 597 Information on the United States—Canada Income Tax Treaty
Form (and Instructions)
 1116: Foreign Tax Credit
 2106: Employee Business Expenses
 2555: Foreign Earned Income
 2555-EZ: Foreign Earned Income Exclusion
 3903: Moving Expenses
 Schedule A (Form 1040): Itemized Deductions
 Schedule C (Form 1040): Profit or Loss From Business
 SS-5: Application for a Social Security Card
 W-7: Application for IRS Individual Taxpayer Identification Number
See chapter 7 for information about getting these publications and forms.

Items Related to
Excluded Income(p23)

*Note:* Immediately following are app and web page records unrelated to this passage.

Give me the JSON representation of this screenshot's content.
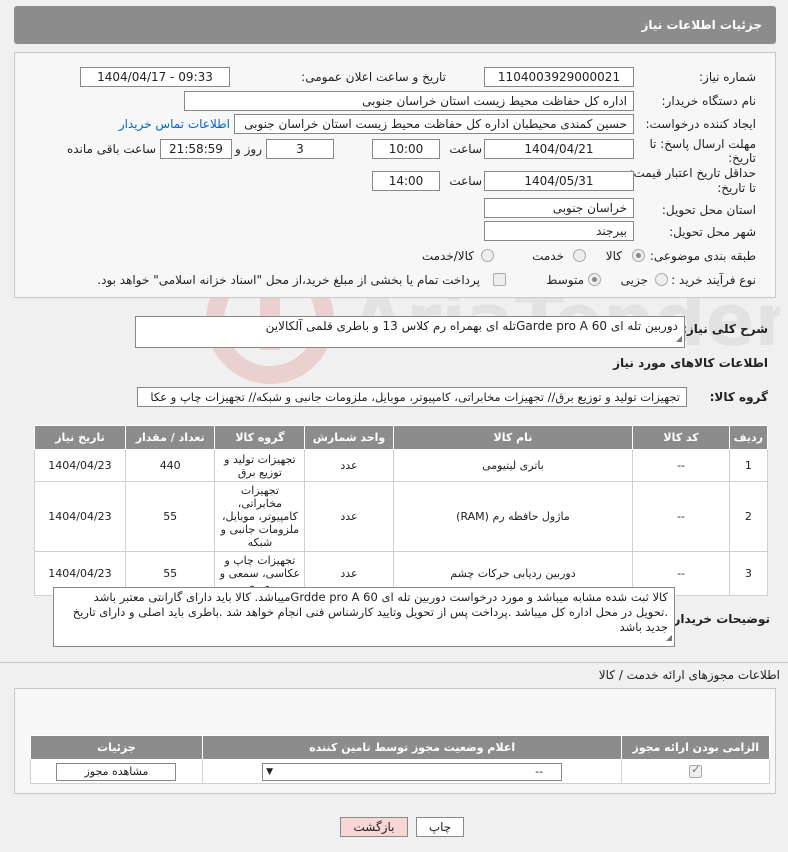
{
  "header": {
    "title": "جزئیات اطلاعات نیاز"
  },
  "form": {
    "need_number_label": "شماره نیاز:",
    "need_number": "1104003929000021",
    "announce_label": "تاریخ و ساعت اعلان عمومی:",
    "announce_value": "1404/04/17 - 09:33",
    "buyer_org_label": "نام دستگاه خریدار:",
    "buyer_org": "اداره کل حفاظت محیط زیست استان خراسان جنوبی",
    "creator_label": "ایجاد کننده درخواست:",
    "creator": "حسین کمندی محیطبان  اداره کل حفاظت محیط زیست استان خراسان جنوبی",
    "contact_link": "اطلاعات تماس خریدار",
    "deadline_label_1": "مهلت ارسال پاسخ: تا",
    "deadline_label_2": "تاریخ:",
    "deadline_date": "1404/04/21",
    "time_label": "ساعت",
    "deadline_time": "10:00",
    "days_value": "3",
    "days_label": "روز و",
    "remaining_time": "21:58:59",
    "remaining_label": "ساعت باقی مانده",
    "validity_label_1": "حداقل تاریخ اعتبار قیمت:",
    "validity_label_2": "تا تاریخ:",
    "validity_date": "1404/05/31",
    "validity_time": "14:00",
    "province_label": "استان محل تحویل:",
    "province": "خراسان جنوبی",
    "city_label": "شهر محل تحویل:",
    "city": "بیرجند",
    "category_label": "طبقه بندی موضوعی:",
    "category_options": [
      "کالا",
      "خدمت",
      "کالا/خدمت"
    ],
    "process_label": "نوع فرآیند خرید :",
    "process_options": [
      "جزیی",
      "متوسط"
    ],
    "process_note": "پرداخت تمام یا بخشی از مبلغ خرید،از محل \"اسناد خزانه اسلامی\" خواهد بود.",
    "summary_label": "شرح کلی نیاز:",
    "summary": "دوربین تله ای  Garde pro A 60تله ای  بهمراه رم کلاس 13 و باطری قلمی آلکالاین"
  },
  "goods_section": {
    "title": "اطلاعات کالاهای مورد نیاز",
    "group_label": "گروه کالا:",
    "group_value": "تجهیزات تولید و توزیع برق// تجهیزات مخابراتی، کامپیوتر، موبایل، ملزومات جانبی و شبکه// تجهیزات چاپ و عکا"
  },
  "goods_table": {
    "headers": [
      "ردیف",
      "کد کالا",
      "نام کالا",
      "واحد شمارش",
      "گروه کالا",
      "تعداد / مقدار",
      "تاریخ نیاز"
    ],
    "rows": [
      [
        "1",
        "--",
        "باتری لیتیومی",
        "عدد",
        "تجهیزات تولید و توزیع برق",
        "440",
        "1404/04/23"
      ],
      [
        "2",
        "--",
        "ماژول حافظه رم (RAM)",
        "عدد",
        "تجهیزات مخابراتی، کامپیوتر، موبایل، ملزومات جانبی و شبکه",
        "55",
        "1404/04/23"
      ],
      [
        "3",
        "--",
        "دوربین ردیابی حرکات چشم",
        "عدد",
        "تجهیزات چاپ و عکاسی، سمعی و بصری",
        "55",
        "1404/04/23"
      ]
    ]
  },
  "buyer_notes": {
    "label": "توضیحات خریدار:",
    "text": "کالا ثبت شده مشابه میباشد و مورد درخواست دوربین تله ای Grdde pro A 60میباشد.  کالا باید دارای گارانتی معتبر باشد .تحویل در محل اداره کل میباشد .پرداخت پس از تحویل وتایید کارشناس فنی انجام خواهد شد .باطری باید اصلی و دارای تاریخ جدید باشد"
  },
  "permits": {
    "title": "اطلاعات مجوزهای ارائه خدمت / کالا",
    "headers": [
      "الزامی بودن ارائه مجوز",
      "اعلام وضعیت مجوز توسط تامین کننده",
      "جزئیات"
    ],
    "select_value": "--",
    "view_button": "مشاهده مجوز"
  },
  "footer": {
    "print_button": "چاپ",
    "back_button": "بازگشت"
  },
  "colors": {
    "header_bg": "#8c8c8c",
    "link": "#0066cc",
    "back_button_bg": "#f9d6d6"
  }
}
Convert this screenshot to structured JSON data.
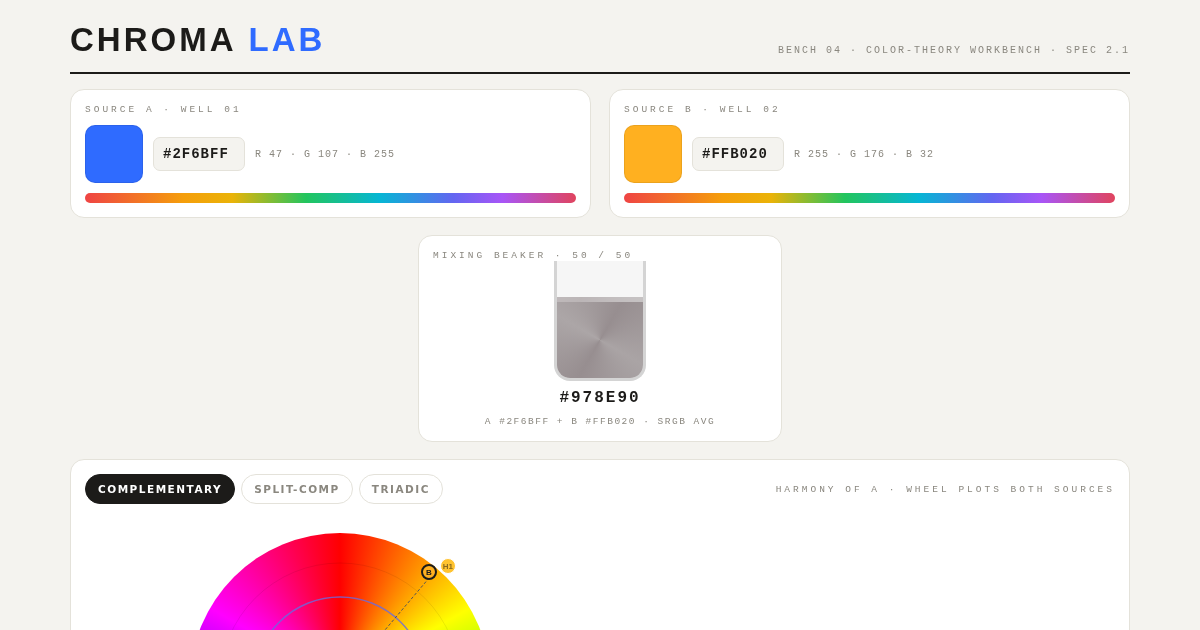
{
  "header": {
    "title": "CHROMA",
    "title_accent": "LAB",
    "subtitle": "BENCH 04 · COLOR-THEORY WORKBENCH · SPEC 2.1"
  },
  "sources": [
    {
      "label": "SOURCE A · WELL 01",
      "color": "#2F6BFF",
      "hex": "#2F6BFF",
      "rgb": "R 47 · G 107 · B 255"
    },
    {
      "label": "SOURCE B · WELL 02",
      "color": "#FFB020",
      "hex": "#FFB020",
      "rgb": "R 255 · G 176 · B 32"
    }
  ],
  "beaker": {
    "label": "MIXING BEAKER · 50 / 50",
    "color": "#978E90",
    "level": 0.65,
    "hex": "#978E90",
    "formula": "A #2F6BFF + B #FFB020 · SRGB AVG"
  },
  "harmony": {
    "tabs": [
      {
        "label": "COMPLEMENTARY",
        "selected": true
      },
      {
        "label": "SPLIT-COMP",
        "selected": false
      },
      {
        "label": "TRIADIC",
        "selected": false
      }
    ],
    "note": "HARMONY OF A · WHEEL PLOTS BOTH SOURCES",
    "markers": [
      {
        "label": "H1",
        "color": "#FFC32F"
      },
      {
        "label": "B",
        "color": "#FFB020"
      }
    ]
  }
}
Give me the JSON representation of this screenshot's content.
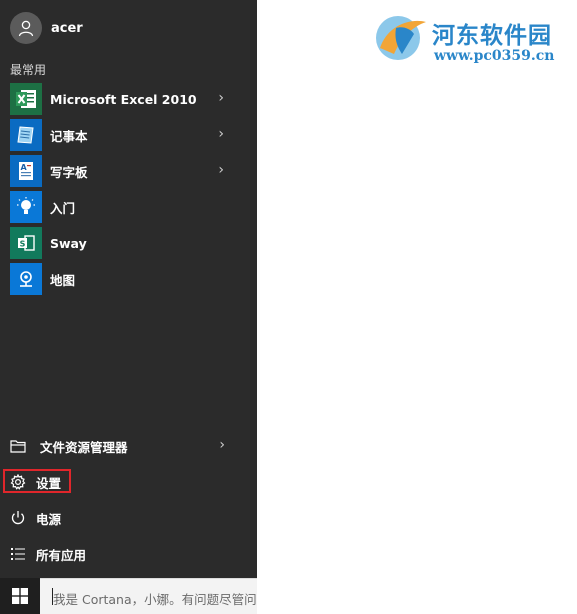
{
  "user": {
    "name": "acer"
  },
  "most_used": {
    "label": "最常用",
    "apps": [
      {
        "label": "Microsoft Excel 2010",
        "icon": "excel-icon",
        "tile_color": "#1d7044",
        "has_arrow": true
      },
      {
        "label": "记事本",
        "icon": "notepad-icon",
        "tile_color": "#0a6bc2",
        "has_arrow": true
      },
      {
        "label": "写字板",
        "icon": "wordpad-icon",
        "tile_color": "#0a6bc2",
        "has_arrow": true
      },
      {
        "label": "入门",
        "icon": "lightbulb-icon",
        "tile_color": "#0a78d7",
        "has_arrow": false
      },
      {
        "label": "Sway",
        "icon": "sway-icon",
        "tile_color": "#127a5c",
        "has_arrow": false
      },
      {
        "label": "地图",
        "icon": "maps-icon",
        "tile_color": "#0a78d7",
        "has_arrow": false
      }
    ]
  },
  "bottom": {
    "file_explorer": "文件资源管理器",
    "settings": "设置",
    "power": "电源",
    "all_apps": "所有应用"
  },
  "taskbar": {
    "search_text": "我是 Cortana，小娜。有问题尽管问我"
  },
  "watermark": {
    "name_cn": "河东软件园",
    "url": "www.pc0359.cn"
  },
  "colors": {
    "menu_bg": "#2b2b2b",
    "highlight": "#e0262b",
    "watermark": "#2a86c9"
  }
}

U.S. citizens and resident aliens living outside the United States generally are allowed the same deductions as citizens and residents living in the United States.
If you choose to exclude foreign earned income or housing amounts, you cannot deduct, exclude, or claim a credit for any item that can be allocated to or charged against the excluded amounts. This includes any expenses, losses, and other normally deductible items that are allocable to the excluded income. You can deduct only those expenses connected with earning includible income.
These rules apply only to items definitely related to the excluded earned income and they do not apply to other items that are not definitely related to any particular type of gross income. These rules do not apply to items such as:
For purposes of these rules, your housing deduction is not treated as allocable to your excluded income, but the deduction for self-
employment tax is.
If you receive foreign earned income in a tax year after the year in which you earned it, you may have to file an amended return for the earlier year to properly adjust the amounts of deductions, credits, or exclusions allocable to your foreign earned income and housing exclusions.


In 2011, you had $88,200 of foreign earned income and $9,500 of deductions allocable to your foreign earned income. You did not have a housing exclusion. Because you excluded all of your foreign earned income, you would not have been able to claim any of the deductions on your 2011 return.
In 2012, you received a $12,000 bonus for work you did abroad in 2011. You can exclude $4,700 of the bonus because the limit on the foreign earned income exclusion for 2011 was $92,900 and you have already excluded $88,200. Since you must include $7,300 of the bonus ($12,000 − $4,700) for work you did in 2011 in income, you can file an amended return for 2011 to claim $692 of the deductions. This is the deductions allocable to the foreign earned income ($9,500) multiplied by the includible portion of the foreign earned income ($7,300) and divided by the total foreign earned income for 2011 ($100,200).